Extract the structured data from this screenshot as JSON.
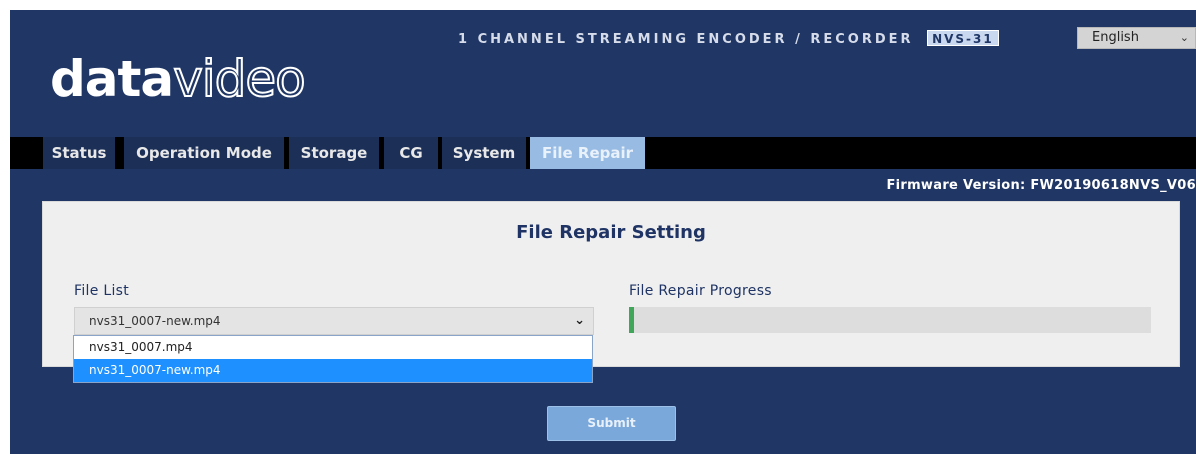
{
  "header": {
    "logo_bold": "data",
    "logo_thin": "video",
    "product_title": "1 CHANNEL STREAMING ENCODER / RECORDER",
    "model": "NVS-31",
    "language": "English"
  },
  "nav": {
    "tabs": [
      {
        "label": "Status"
      },
      {
        "label": "Operation Mode"
      },
      {
        "label": "Storage"
      },
      {
        "label": "CG"
      },
      {
        "label": "System"
      },
      {
        "label": "File Repair",
        "active": true
      }
    ]
  },
  "firmware": "Firmware Version: FW20190618NVS_V06",
  "panel": {
    "title": "File Repair Setting",
    "file_list_label": "File List",
    "progress_label": "File Repair Progress",
    "selected_file": "nvs31_0007-new.mp4",
    "progress_fraction": 0.01,
    "options": [
      "nvs31_0007.mp4",
      "nvs31_0007-new.mp4"
    ],
    "selected_option_index": 1
  },
  "submit_label": "Submit",
  "colors": {
    "background": "#203766",
    "active_tab": "#98bbe3",
    "progress": "#42a65a",
    "dropdown_highlight": "#1e90ff"
  }
}
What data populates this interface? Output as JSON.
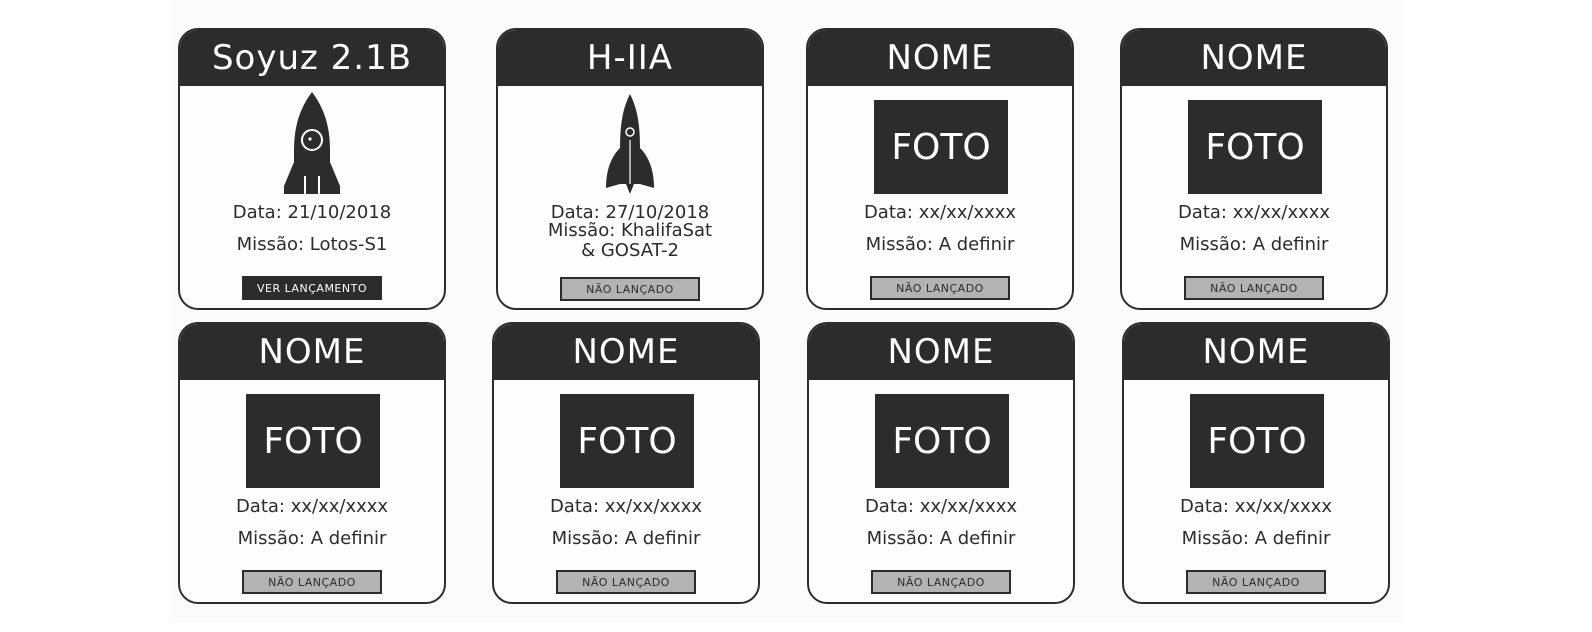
{
  "colors": {
    "dark": "#2d2c2d",
    "button_gray": "#b3b3b3",
    "card_bg": "#fdfdfd"
  },
  "cards": [
    {
      "name": "Soyuz 2.1B",
      "media": "rocket-icon",
      "date": "Data: 21/10/2018",
      "mission": "Missão: Lotos-S1",
      "button": "VER LANÇAMENTO",
      "status": "active"
    },
    {
      "name": "H-IIA",
      "media": "rocket-slim-icon",
      "date": "Data: 27/10/2018",
      "mission": "Missão: KhalifaSat\n& GOSAT-2",
      "button": "NÃO LANÇADO",
      "status": "inactive"
    },
    {
      "name": "NOME",
      "photo": "FOTO",
      "date": "Data: xx/xx/xxxx",
      "mission": "Missão: A definir",
      "button": "NÃO LANÇADO",
      "status": "inactive"
    },
    {
      "name": "NOME",
      "photo": "FOTO",
      "date": "Data: xx/xx/xxxx",
      "mission": "Missão: A definir",
      "button": "NÃO LANÇADO",
      "status": "inactive"
    },
    {
      "name": "NOME",
      "photo": "FOTO",
      "date": "Data: xx/xx/xxxx",
      "mission": "Missão: A definir",
      "button": "NÃO LANÇADO",
      "status": "inactive"
    },
    {
      "name": "NOME",
      "photo": "FOTO",
      "date": "Data: xx/xx/xxxx",
      "mission": "Missão: A definir",
      "button": "NÃO LANÇADO",
      "status": "inactive"
    },
    {
      "name": "NOME",
      "photo": "FOTO",
      "date": "Data: xx/xx/xxxx",
      "mission": "Missão: A definir",
      "button": "NÃO LANÇADO",
      "status": "inactive"
    },
    {
      "name": "NOME",
      "photo": "FOTO",
      "date": "Data: xx/xx/xxxx",
      "mission": "Missão: A definir",
      "button": "NÃO LANÇADO",
      "status": "inactive"
    }
  ]
}
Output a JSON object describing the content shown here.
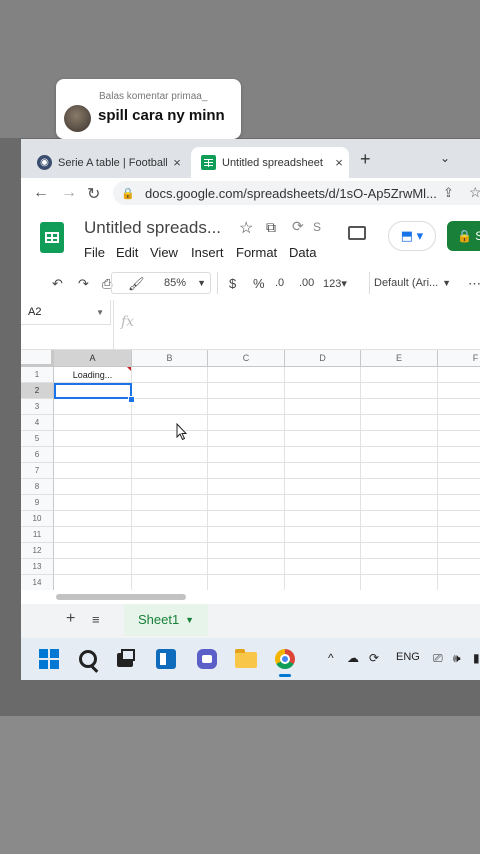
{
  "comment": {
    "reply_label": "Balas komentar primaa_",
    "text": "spill cara ny minn"
  },
  "browser": {
    "tabs": [
      {
        "label": "Serie A table | Football",
        "close": "×"
      },
      {
        "label": "Untitled spreadsheet",
        "close": "×"
      }
    ],
    "new_tab": "+",
    "tab_menu": "⌄",
    "url": "docs.google.com/spreadsheets/d/1sO-Ap5ZrwMl..."
  },
  "doc": {
    "title": "Untitled spreads...",
    "s_fragment": "S",
    "menus": [
      "File",
      "Edit",
      "View",
      "Insert",
      "Format",
      "Data"
    ],
    "share_label": "S"
  },
  "toolbar": {
    "zoom": "85%",
    "currency": "$",
    "percent": "%",
    "decrease_decimal": ".0",
    "increase_decimal": ".00",
    "format_more": "123",
    "font": "Default (Ari..."
  },
  "formula_bar": {
    "name_box": "A2",
    "fx": "fx"
  },
  "grid": {
    "columns": [
      "A",
      "B",
      "C",
      "D",
      "E",
      "F"
    ],
    "rows": [
      "1",
      "2",
      "3",
      "4",
      "5",
      "6",
      "7",
      "8",
      "9",
      "10",
      "11",
      "12",
      "13",
      "14"
    ],
    "cell_a1": "Loading..."
  },
  "sheets": {
    "add": "+",
    "list": "≡",
    "tabs": [
      "Sheet1"
    ]
  },
  "taskbar": {
    "lang": "ENG",
    "tray_caret": "^"
  },
  "colors": {
    "sheets_green": "#0f9d58",
    "selection_blue": "#1a73e8",
    "share_green": "#188038"
  }
}
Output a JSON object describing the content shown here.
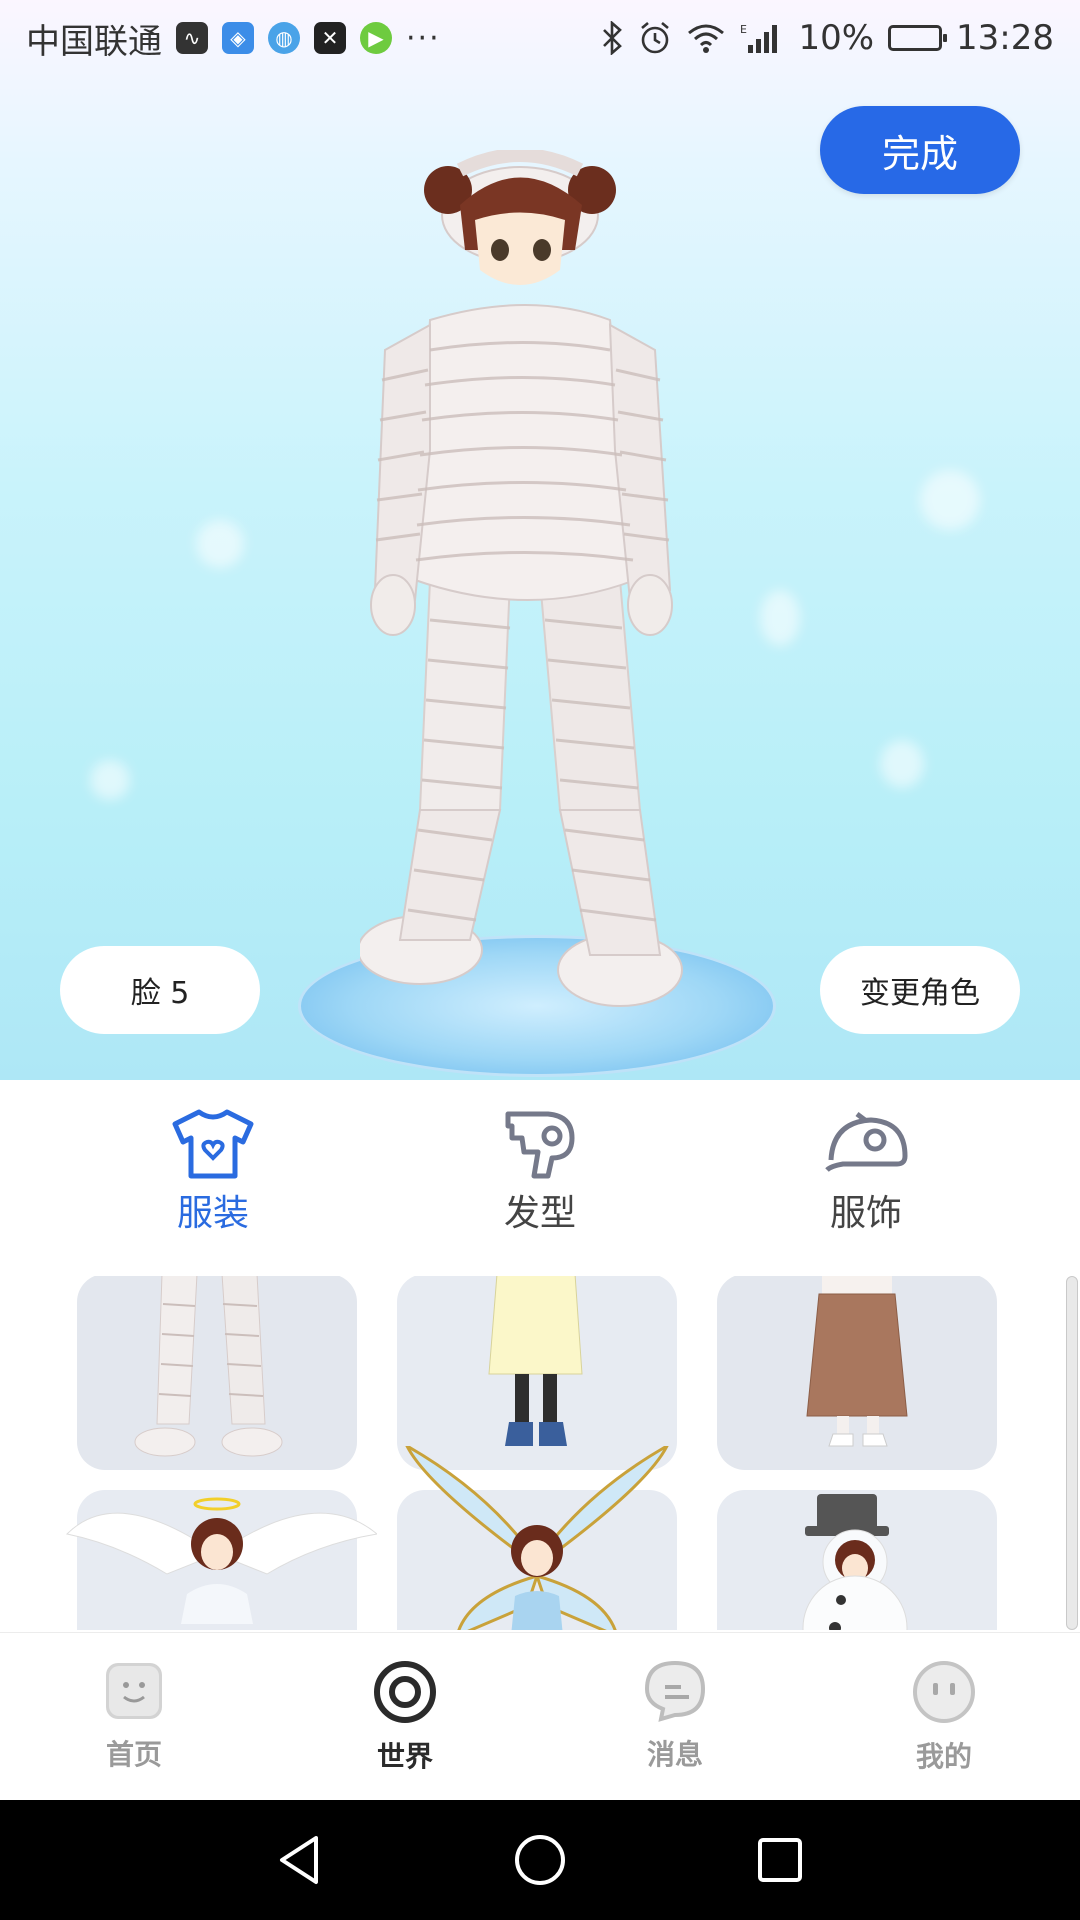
{
  "status_bar": {
    "carrier": "中国联通",
    "battery": "10%",
    "time": "13:28"
  },
  "header": {
    "done_label": "完成"
  },
  "scene": {
    "face_label": "脸 5",
    "change_role_label": "变更角色"
  },
  "categories": [
    {
      "label": "服装",
      "icon": "tshirt-icon",
      "active": true
    },
    {
      "label": "发型",
      "icon": "hair-dryer-icon",
      "active": false
    },
    {
      "label": "服饰",
      "icon": "cap-icon",
      "active": false
    }
  ],
  "bottom_nav": [
    {
      "label": "首页",
      "icon": "home-face-icon",
      "active": false
    },
    {
      "label": "世界",
      "icon": "world-ring-icon",
      "active": true
    },
    {
      "label": "消息",
      "icon": "message-bubble-icon",
      "active": false
    },
    {
      "label": "我的",
      "icon": "profile-face-icon",
      "active": false
    }
  ],
  "colors": {
    "accent": "#2769e7",
    "active_tab": "#2a6be0",
    "inactive": "#9a9a9a"
  }
}
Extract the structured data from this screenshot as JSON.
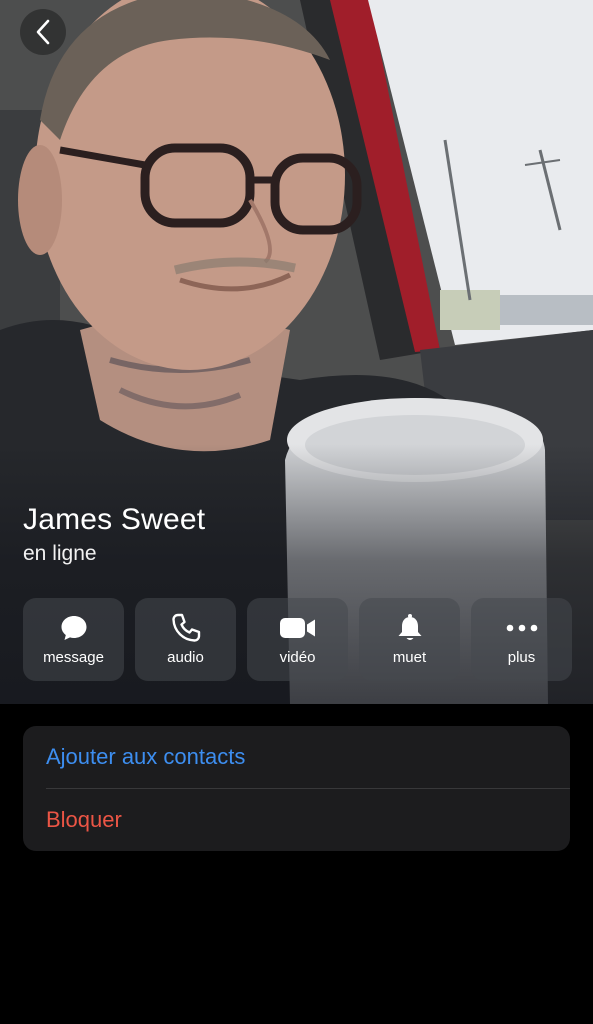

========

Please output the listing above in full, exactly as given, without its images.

### Response below
Extract the structured data from this screenshot as JSON.
{
  "header": {
    "logo_bold": "data",
    "logo_thin": "video",
    "product_title": "1 CHANNEL STREAMING ENCODER / RECORDER",
    "model": "NVS-31",
    "language": "English"
  },
  "nav": {
    "tabs": [
      {
        "label": "Status"
      },
      {
        "label": "Operation Mode"
      },
      {
        "label": "Storage"
      },
      {
        "label": "CG"
      },
      {
        "label": "System"
      },
      {
        "label": "File Repair",
        "active": true
      }
    ]
  },
  "firmware": "Firmware Version: FW20190618NVS_V06",
  "panel": {
    "title": "File Repair Setting",
    "file_list_label": "File List",
    "progress_label": "File Repair Progress",
    "selected_file": "nvs31_0007-new.mp4",
    "progress_fraction": 0.01,
    "options": [
      "nvs31_0007.mp4",
      "nvs31_0007-new.mp4"
    ],
    "selected_option_index": 1
  },
  "submit_label": "Submit",
  "colors": {
    "background": "#203766",
    "active_tab": "#98bbe3",
    "progress": "#42a65a",
    "dropdown_highlight": "#1e90ff"
  }
}
What data populates this interface? Output as JSON.
{
  "colors": {
    "dark": "#2d2c2d",
    "button_gray": "#b3b3b3",
    "card_bg": "#fdfdfd"
  },
  "cards": [
    {
      "name": "Soyuz 2.1B",
      "media": "rocket-icon",
      "date": "Data: 21/10/2018",
      "mission": "Missão: Lotos-S1",
      "button": "VER LANÇAMENTO",
      "status": "active"
    },
    {
      "name": "H-IIA",
      "media": "rocket-slim-icon",
      "date": "Data: 27/10/2018",
      "mission": "Missão: KhalifaSat\n& GOSAT-2",
      "button": "NÃO LANÇADO",
      "status": "inactive"
    },
    {
      "name": "NOME",
      "photo": "FOTO",
      "date": "Data: xx/xx/xxxx",
      "mission": "Missão: A definir",
      "button": "NÃO LANÇADO",
      "status": "inactive"
    },
    {
      "name": "NOME",
      "photo": "FOTO",
      "date": "Data: xx/xx/xxxx",
      "mission": "Missão: A definir",
      "button": "NÃO LANÇADO",
      "status": "inactive"
    },
    {
      "name": "NOME",
      "photo": "FOTO",
      "date": "Data: xx/xx/xxxx",
      "mission": "Missão: A definir",
      "button": "NÃO LANÇADO",
      "status": "inactive"
    },
    {
      "name": "NOME",
      "photo": "FOTO",
      "date": "Data: xx/xx/xxxx",
      "mission": "Missão: A definir",
      "button": "NÃO LANÇADO",
      "status": "inactive"
    },
    {
      "name": "NOME",
      "photo": "FOTO",
      "date": "Data: xx/xx/xxxx",
      "mission": "Missão: A definir",
      "button": "NÃO LANÇADO",
      "status": "inactive"
    },
    {
      "name": "NOME",
      "photo": "FOTO",
      "date": "Data: xx/xx/xxxx",
      "mission": "Missão: A definir",
      "button": "NÃO LANÇADO",
      "status": "inactive"
    }
  ]
}
Output a JSON object describing the content shown here.
{
  "comment": {
    "reply_label": "Balas komentar primaa_",
    "text": "spill cara ny minn"
  },
  "browser": {
    "tabs": [
      {
        "label": "Serie A table | Football",
        "close": "×"
      },
      {
        "label": "Untitled spreadsheet",
        "close": "×"
      }
    ],
    "new_tab": "+",
    "tab_menu": "⌄",
    "url": "docs.google.com/spreadsheets/d/1sO-Ap5ZrwMl..."
  },
  "doc": {
    "title": "Untitled spreads...",
    "s_fragment": "S",
    "menus": [
      "File",
      "Edit",
      "View",
      "Insert",
      "Format",
      "Data"
    ],
    "share_label": "S"
  },
  "toolbar": {
    "zoom": "85%",
    "currency": "$",
    "percent": "%",
    "decrease_decimal": ".0",
    "increase_decimal": ".00",
    "format_more": "123",
    "font": "Default (Ari..."
  },
  "formula_bar": {
    "name_box": "A2",
    "fx": "fx"
  },
  "grid": {
    "columns": [
      "A",
      "B",
      "C",
      "D",
      "E",
      "F"
    ],
    "rows": [
      "1",
      "2",
      "3",
      "4",
      "5",
      "6",
      "7",
      "8",
      "9",
      "10",
      "11",
      "12",
      "13",
      "14"
    ],
    "cell_a1": "Loading..."
  },
  "sheets": {
    "add": "+",
    "list": "≡",
    "tabs": [
      "Sheet1"
    ]
  },
  "taskbar": {
    "lang": "ENG",
    "tray_caret": "^"
  },
  "colors": {
    "sheets_green": "#0f9d58",
    "selection_blue": "#1a73e8",
    "share_green": "#188038"
  }
}
Output a JSON object describing the content shown here.
{
  "status_bar": {
    "carrier": "中国联通",
    "battery": "10%",
    "time": "13:28"
  },
  "header": {
    "done_label": "完成"
  },
  "scene": {
    "face_label": "脸 5",
    "change_role_label": "变更角色"
  },
  "categories": [
    {
      "label": "服装",
      "icon": "tshirt-icon",
      "active": true
    },
    {
      "label": "发型",
      "icon": "hair-dryer-icon",
      "active": false
    },
    {
      "label": "服饰",
      "icon": "cap-icon",
      "active": false
    }
  ],
  "bottom_nav": [
    {
      "label": "首页",
      "icon": "home-face-icon",
      "active": false
    },
    {
      "label": "世界",
      "icon": "world-ring-icon",
      "active": true
    },
    {
      "label": "消息",
      "icon": "message-bubble-icon",
      "active": false
    },
    {
      "label": "我的",
      "icon": "profile-face-icon",
      "active": false
    }
  ],
  "colors": {
    "accent": "#2769e7",
    "active_tab": "#2a6be0",
    "inactive": "#9a9a9a"
  }
}
Extract the structured data from this screenshot as JSON.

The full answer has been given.